Gittel brought much luck to Louis, and according to a story about the cat in The Sun, he would have done anything for her in return. Apparently so.

On July 21 1908, Gittel was on the rooftop of No. 163 when she fell into an unfinished chimney that ran down to the basement. Louis and his family could hear Gittel howling all night long. The next day, instead of going to work at the National Employment Agency, Louis made a rope ladder of cord and sticks and lowered it down. Of course, the cat would have none of it.

Next, he tried lowering liver skewered to the rope, pails of milk, and bits of fish. That didn’t work, so Louis asked the landlord if he could make a hole in the wall in the basement. The landlord refused.

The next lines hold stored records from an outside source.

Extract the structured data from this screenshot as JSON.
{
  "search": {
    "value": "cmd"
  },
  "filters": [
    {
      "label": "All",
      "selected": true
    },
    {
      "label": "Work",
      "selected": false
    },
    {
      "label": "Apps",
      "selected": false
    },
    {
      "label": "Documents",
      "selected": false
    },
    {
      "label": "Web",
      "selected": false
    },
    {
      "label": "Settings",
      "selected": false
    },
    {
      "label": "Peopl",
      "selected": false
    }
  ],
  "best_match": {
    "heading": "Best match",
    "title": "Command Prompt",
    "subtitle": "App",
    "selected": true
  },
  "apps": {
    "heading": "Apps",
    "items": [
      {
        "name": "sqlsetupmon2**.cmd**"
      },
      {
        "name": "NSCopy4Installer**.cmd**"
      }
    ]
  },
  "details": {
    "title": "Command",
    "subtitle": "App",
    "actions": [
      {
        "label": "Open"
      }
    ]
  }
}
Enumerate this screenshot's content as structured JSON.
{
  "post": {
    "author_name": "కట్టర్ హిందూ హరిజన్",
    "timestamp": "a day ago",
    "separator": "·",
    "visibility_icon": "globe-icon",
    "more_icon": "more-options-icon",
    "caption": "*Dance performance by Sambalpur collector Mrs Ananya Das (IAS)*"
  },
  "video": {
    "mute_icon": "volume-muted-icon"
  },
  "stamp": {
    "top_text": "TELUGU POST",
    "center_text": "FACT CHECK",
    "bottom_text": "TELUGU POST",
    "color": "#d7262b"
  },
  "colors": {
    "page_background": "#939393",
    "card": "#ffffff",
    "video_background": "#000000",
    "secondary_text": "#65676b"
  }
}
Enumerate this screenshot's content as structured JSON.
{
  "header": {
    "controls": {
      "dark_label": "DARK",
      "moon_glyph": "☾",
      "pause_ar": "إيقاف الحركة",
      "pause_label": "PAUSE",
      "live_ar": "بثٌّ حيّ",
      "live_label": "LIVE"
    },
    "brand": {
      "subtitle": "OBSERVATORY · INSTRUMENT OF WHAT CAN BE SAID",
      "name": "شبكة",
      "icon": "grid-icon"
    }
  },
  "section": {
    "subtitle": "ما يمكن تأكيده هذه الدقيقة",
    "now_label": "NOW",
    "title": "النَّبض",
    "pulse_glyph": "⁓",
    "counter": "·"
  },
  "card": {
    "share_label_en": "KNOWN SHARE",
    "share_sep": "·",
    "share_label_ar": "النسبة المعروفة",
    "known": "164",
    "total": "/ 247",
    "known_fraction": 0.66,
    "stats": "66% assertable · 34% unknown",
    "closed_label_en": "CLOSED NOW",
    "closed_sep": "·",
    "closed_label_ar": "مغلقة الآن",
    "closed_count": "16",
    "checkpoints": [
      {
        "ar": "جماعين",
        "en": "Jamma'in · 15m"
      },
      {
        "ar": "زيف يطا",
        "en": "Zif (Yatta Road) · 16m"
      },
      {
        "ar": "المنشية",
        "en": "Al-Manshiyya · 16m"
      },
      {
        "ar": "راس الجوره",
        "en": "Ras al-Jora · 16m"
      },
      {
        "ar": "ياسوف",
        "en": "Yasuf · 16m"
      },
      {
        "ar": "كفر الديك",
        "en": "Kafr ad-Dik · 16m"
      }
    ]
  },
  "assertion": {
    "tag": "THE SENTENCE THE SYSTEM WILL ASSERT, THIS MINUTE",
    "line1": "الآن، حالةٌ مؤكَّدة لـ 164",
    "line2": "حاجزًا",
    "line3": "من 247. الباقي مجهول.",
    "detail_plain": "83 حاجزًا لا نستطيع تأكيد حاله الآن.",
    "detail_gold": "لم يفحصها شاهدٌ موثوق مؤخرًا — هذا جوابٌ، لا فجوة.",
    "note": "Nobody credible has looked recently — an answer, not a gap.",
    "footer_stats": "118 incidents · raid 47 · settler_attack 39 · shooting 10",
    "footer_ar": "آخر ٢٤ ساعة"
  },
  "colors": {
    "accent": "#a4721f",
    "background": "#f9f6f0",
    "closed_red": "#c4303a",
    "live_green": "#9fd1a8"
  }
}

Thomas F. Freel, superintendent of the SPCA

Thomas F. Freel, superintendent of the SPCA, came to Gittel’s rescue.

Desperate to free his beloved Gittel, Louis resorted to lowering his son Aaron down the chimney, but Aaron got stuck halfway down the shaft and some friends and neighbors had to help Louis pull him out.

Finally, four days after Gittel had fallen down the chimney, Louis sought help from the SPCA. Agent Thomas Freel responded and found a plumber in the neighborhood. Together, the men were able to create a hole in the wall. The cat, of course, was too frightened to come out, so Agent Freel went back up on the roof and tossed a few pieces of brick down to encourage the cat to run out the hole.

As Gittel emerged from the hole, all the neighbors shouted in joy.

The Franklin D. Roosevelt Houses

In 1959, 1,738 families and 300 small businesses were evicted from the four-block area bounded by 2nd Street, Avenue A, 6th Street, and 1st Avenue. All of the tenements were demolished over the next two years, including Nos. 163 and 165 East 4th Street. In December 1960, the New York City Housing Authority broke ground for the Franklin D. Roosevelt Houses, a complex of seven buildings comprising 1,200 apartments. Today, the complex is called Village View.

FDR Houses